Now take a look at the more recent covers of the sort of magazines you're likely to find in the box chains:
|At least they warned you what to expect inside.|
Those three covers are all dull and muted. Only the woman fleeing through the woods features any action of any kind. The middle one is nothing but three pensive faces looking pensively off into the distance. This is the sorry state of the mainstream fantasy and science-fiction world today. Cirsova is right to do everything different that it can.
Of course, this being November, maybe the October issues of each magazine are just naturally muted and dark. October is the spooky month of Halloween after all, so let's look at a survey of Asimov's covers, to get a better overview of what to expect from them. Here is the top row of results from a Googel Image Search for "Asimov's Magazine Previous Issues":
There are nine people shown. Five of them are sitting down. Of the fours people standing, only one is actually moving, and that figure is tucked way off into the back. One of the covers is nothing but a landscape. Thrilling tales of adventure more certainly do not await. This is a sedate magazine filled with people doing the same things they do in our world, only against a backdrop of stars and castles. There's no last minute changes to the hyper-drive coils. There's no fight against a scaly natural disaster in lizard form that breathes fire. There's just a whole lot of people sitting around talking about life and love and stuff, you know?
You can't even give them credit for using a variety of artists. Cirsova, with one artist shows just as much variety as Asimov's does with (presumably) eight of them. All eight covers of Asimov's could be done by the same artist. They have the same technical quality and evoke the same listless acceptance of the same old stories set in the same old new worlds.

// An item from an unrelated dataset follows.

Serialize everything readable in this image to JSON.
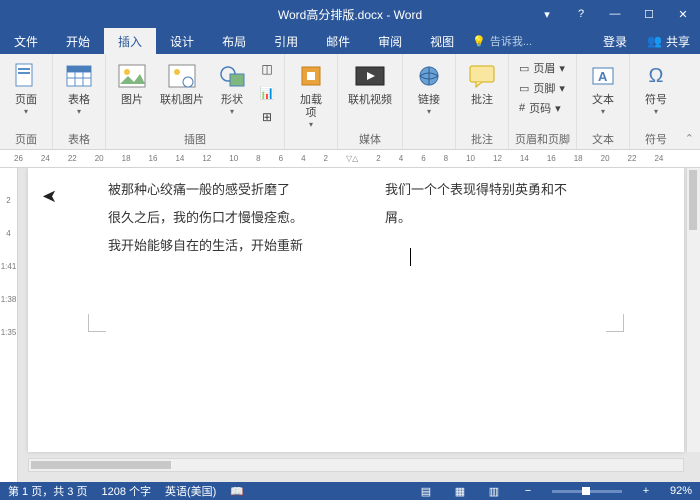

I'd argue Cirsova has more variety given that its four issues feature three different figure perspectives. Two feature full body characters painted from overhead, one a three quarter figure from below, and the most recent features a head and shoulder shot of a woman. This is a great way of subtly reminding readers that Cirsova includes stories written from different perspectives.
The only thing I see that is consistent across the first four covers of Cirsova is that all four are fantasy. They have yet to feature a sci-fi cover. That seems like a glaring omission for a magazine that features plenty of adventure off-planet.
So mark me down as a suitably chastened fan of Jabari Weathers. The Cirsova covers have continued to grow on me over time, and I'm eager to see what the fifth issue of Cirsova brings to my mailbox.
[Edit to add: After writing this post, my thesis was independently confirmed by the Barbarian Book Club.]